I have a hard time wrapping my head around why the conditions of correct definition of a connective (here negation) may be overridden by whatever happens in a certain logic, such as it containing another connective, in this case disjunction. Besides, what is this goal, of justifying classical logic, if not the goal of showing that its connectives are harmonious? It may be that I am misunderstanding something here. But I classify Francez’s preferred account of harmony – intrinsic harmony – as one which is aims at locality. That is, as an account which aims to characterise harmony only in terms of properties of introduction/elimination rules for a constant, *independently* of what else happens in the logic under consideration. This makes his conclusion even stranger. (Locality is an aim which I myself find misguided, but that is another question.)

The penultimate chapter in Part I is entitled ‘Proof-theoretic semantic values’. This is a very interesting development, if one that I am not feeling too confident in judging. Francez develops what is essentially a theory of ‘grounds’ (in Prawitz’s sense). Grounds receive a precise formal definition (p. 185) and their theory is pushed up to defining, in a remarkably simple way, proof-theoretic logical consequence in relation to them. According to this definition *A* follows from a set of sentences *X* iff and only if the grounds for *A* are included into the ground for *X*. There is a wealth of stuff to think about in this chapter, whether one is provoked by the idea of ‘reifying’ proof-theoretic meanings or tempted to explore further Francez’s suggestion that his results ‘can be seen as fully in concert with Dosen’s characterisation of connectives as internalizing structural properties’. (This is an idiosyncratic selection. Read the chapter and you’ll find other interesting stuff.)

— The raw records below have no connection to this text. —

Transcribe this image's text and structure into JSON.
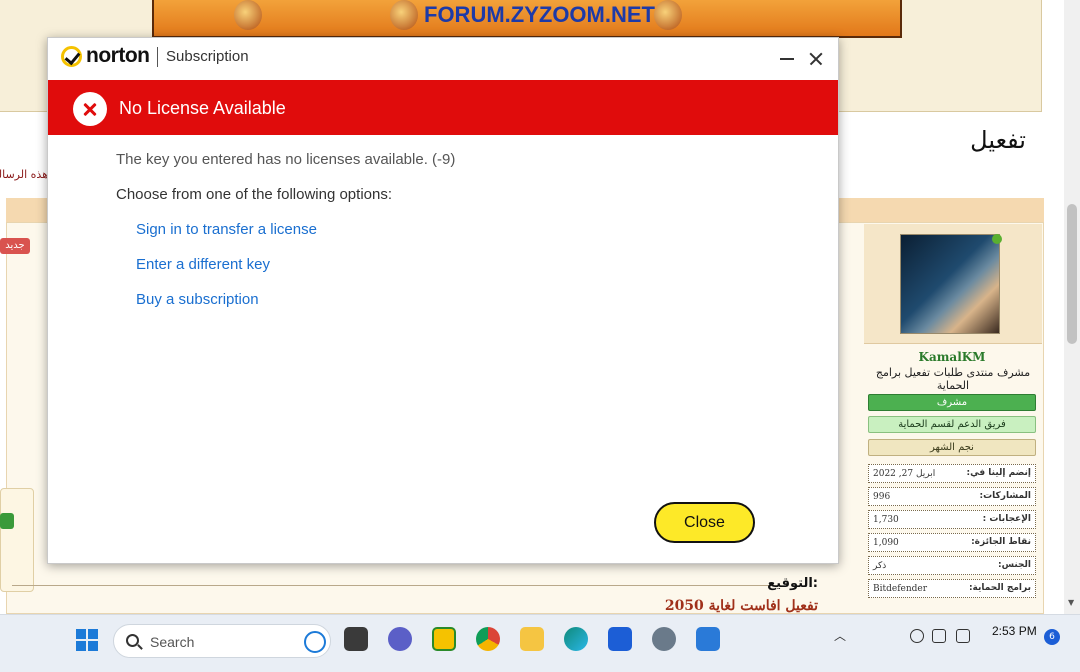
{
  "forum": {
    "banner_text": "FORUM.ZYZOOM.NET",
    "thread_title": "تفعيل",
    "message_hint": "هذه الرسالة",
    "new_badge": "جديد",
    "signature_label": "التوقيع:",
    "signature_text": "تفعيل افاست لغاية 2050",
    "profile": {
      "username": "KamalKM",
      "user_title": "مشرف منتدى طلبات تفعيل برامج الحماية",
      "ranks": [
        "مشرف",
        "فريق الدعم لقسم الحماية",
        "نجم الشهر"
      ],
      "stats": [
        {
          "label": "إنضم إلينا في:",
          "value": "ابريل 27, 2022"
        },
        {
          "label": "المشاركات:",
          "value": "996"
        },
        {
          "label": "الإعجابات :",
          "value": "1,730"
        },
        {
          "label": "نقاط الجائزة:",
          "value": "1,090"
        },
        {
          "label": "الجنس:",
          "value": "ذكر"
        },
        {
          "label": "برامج الحماية:",
          "value": "Bitdefender"
        }
      ]
    }
  },
  "dialog": {
    "brand": "norton",
    "title": "Subscription",
    "error_title": "No License Available",
    "message": "The key you entered has no licenses available. (-9)",
    "options_heading": "Choose from one of the following options:",
    "options": [
      "Sign in to transfer a license",
      "Enter a different key",
      "Buy a subscription"
    ],
    "close_label": "Close",
    "colors": {
      "error_red": "#e00c0c",
      "link_blue": "#1a6fd0",
      "button_yellow": "#fde928"
    }
  },
  "taskbar": {
    "search_placeholder": "Search",
    "time": "2:53 PM",
    "notification_count": "6"
  }
}
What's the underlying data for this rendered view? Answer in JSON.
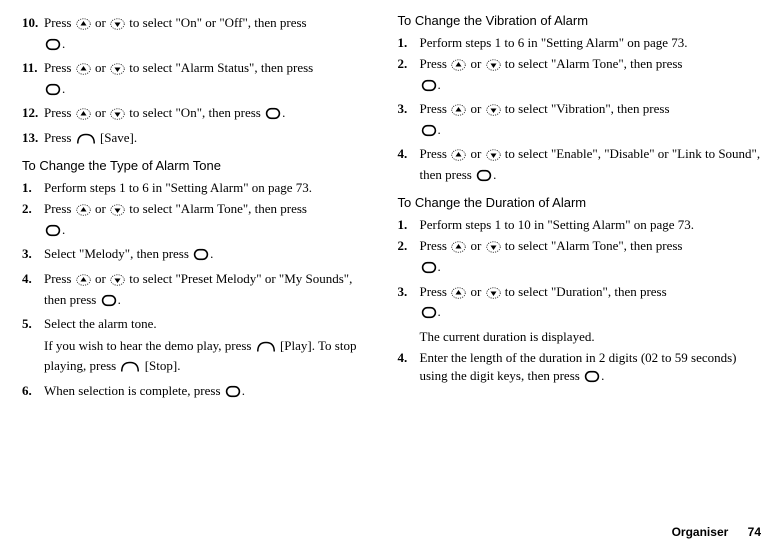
{
  "left": {
    "step10": {
      "num": "10.",
      "t1": "Press ",
      "t2": " or ",
      "t3": " to select \"On\" or \"Off\", then press ",
      "t4": "."
    },
    "step11": {
      "num": "11.",
      "t1": "Press ",
      "t2": " or ",
      "t3": " to select \"Alarm Status\", then press ",
      "t4": "."
    },
    "step12": {
      "num": "12.",
      "t1": "Press ",
      "t2": " or ",
      "t3": " to select \"On\", then press ",
      "t4": "."
    },
    "step13": {
      "num": "13.",
      "t1": "Press ",
      "t2": " [Save]."
    },
    "headingType": "To Change the Type of Alarm Tone",
    "step1": {
      "num": "1.",
      "t1": "Perform steps 1 to 6 in \"Setting Alarm\" on page 73."
    },
    "step2": {
      "num": "2.",
      "t1": "Press ",
      "t2": " or ",
      "t3": " to select \"Alarm Tone\", then press ",
      "t4": "."
    },
    "step3": {
      "num": "3.",
      "t1": "Select \"Melody\", then press ",
      "t2": "."
    },
    "step4": {
      "num": "4.",
      "t1": "Press ",
      "t2": " or ",
      "t3": " to select \"Preset Melody\" or \"My Sounds\", then press ",
      "t4": "."
    },
    "step5": {
      "num": "5.",
      "t1": "Select the alarm tone.",
      "c1": "If you wish to hear the demo play, press ",
      "c2": " [Play]. To stop playing, press ",
      "c3": " [Stop]."
    },
    "step6": {
      "num": "6.",
      "t1": "When selection is complete, press ",
      "t2": "."
    }
  },
  "right": {
    "headingVib": "To Change the Vibration of Alarm",
    "v1": {
      "num": "1.",
      "t1": "Perform steps 1 to 6 in \"Setting Alarm\" on page 73."
    },
    "v2": {
      "num": "2.",
      "t1": "Press ",
      "t2": " or ",
      "t3": " to select \"Alarm Tone\", then press ",
      "t4": "."
    },
    "v3": {
      "num": "3.",
      "t1": "Press ",
      "t2": " or ",
      "t3": " to select \"Vibration\", then press ",
      "t4": "."
    },
    "v4": {
      "num": "4.",
      "t1": "Press ",
      "t2": " or ",
      "t3": " to select \"Enable\", \"Disable\" or \"Link to Sound\", then press ",
      "t4": "."
    },
    "headingDur": "To Change the Duration of Alarm",
    "d1": {
      "num": "1.",
      "t1": "Perform steps 1 to 10 in \"Setting Alarm\" on page 73."
    },
    "d2": {
      "num": "2.",
      "t1": "Press ",
      "t2": " or ",
      "t3": " to select \"Alarm Tone\", then press ",
      "t4": "."
    },
    "d3": {
      "num": "3.",
      "t1": "Press ",
      "t2": " or ",
      "t3": " to select \"Duration\", then press ",
      "t4": ".",
      "c1": "The current duration is displayed."
    },
    "d4": {
      "num": "4.",
      "t1": "Enter the length of the duration in 2 digits (02 to 59 seconds) using the digit keys, then press ",
      "t2": "."
    }
  },
  "footer": {
    "label": "Organiser",
    "page": "74"
  }
}
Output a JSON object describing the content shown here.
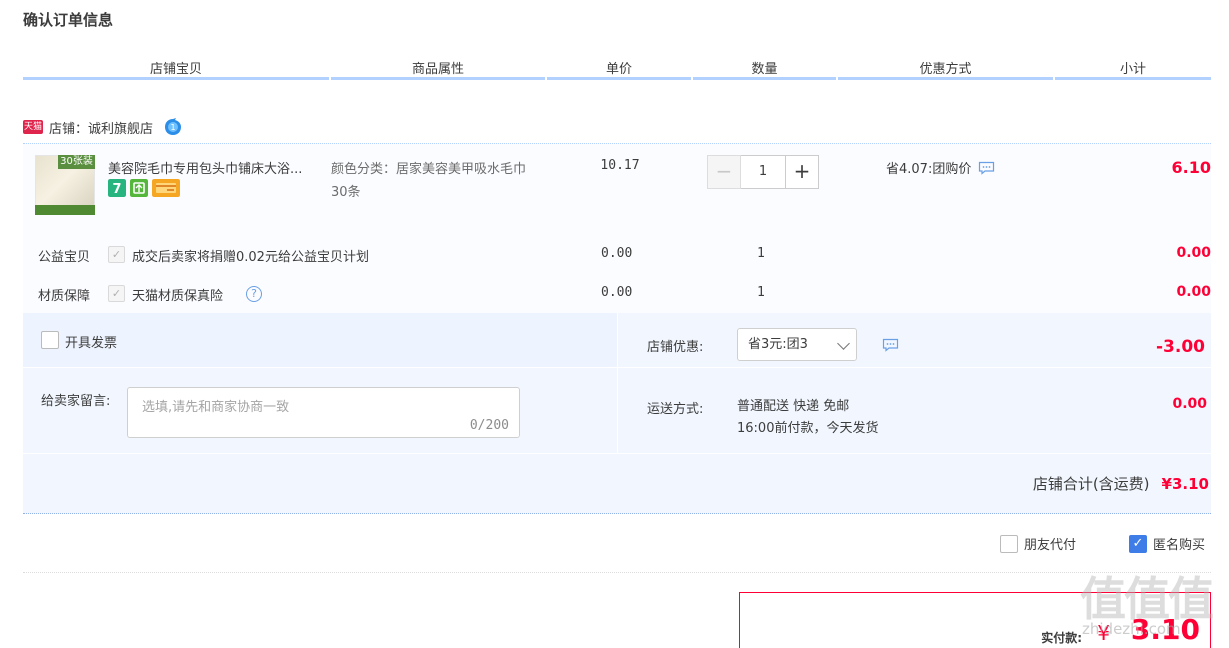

The final chapter in this part, ‘Other developments’, surveys other topics in proof-theoretic semantics. It goes over Schroeder-Heister style higher order rules (which discharge derivations, not only formulae), validity concepts in proof-theoretic semantics, the sequent calculus as a system for developing proof-theoretic semantics and reductive harmony – a harmony-based approach to what Dummett called first and second degree justification of logical laws. (I don’t really understand how the material is organised in this chapter. Section 6.2., ‘Validity of Arguments’, is 12 lines long; it is followed by two sections, entitled, respectively, ‘Model-theoretic validity’ (6.3) and ‘Proof-theoretic validity’ (6.4). The first is brief and largely recapitulative; the second is longer and meatier. For instance, it includes a 6 pages long subsection on Schroeder-Heister’s theory of ‘definitional reasoning’. I am not quite sure what goes on here. This is definitely not how I would have organised the same material. Despite this, I very much enjoyed reading it. A good reason to deliver these remarks inside parentheses.)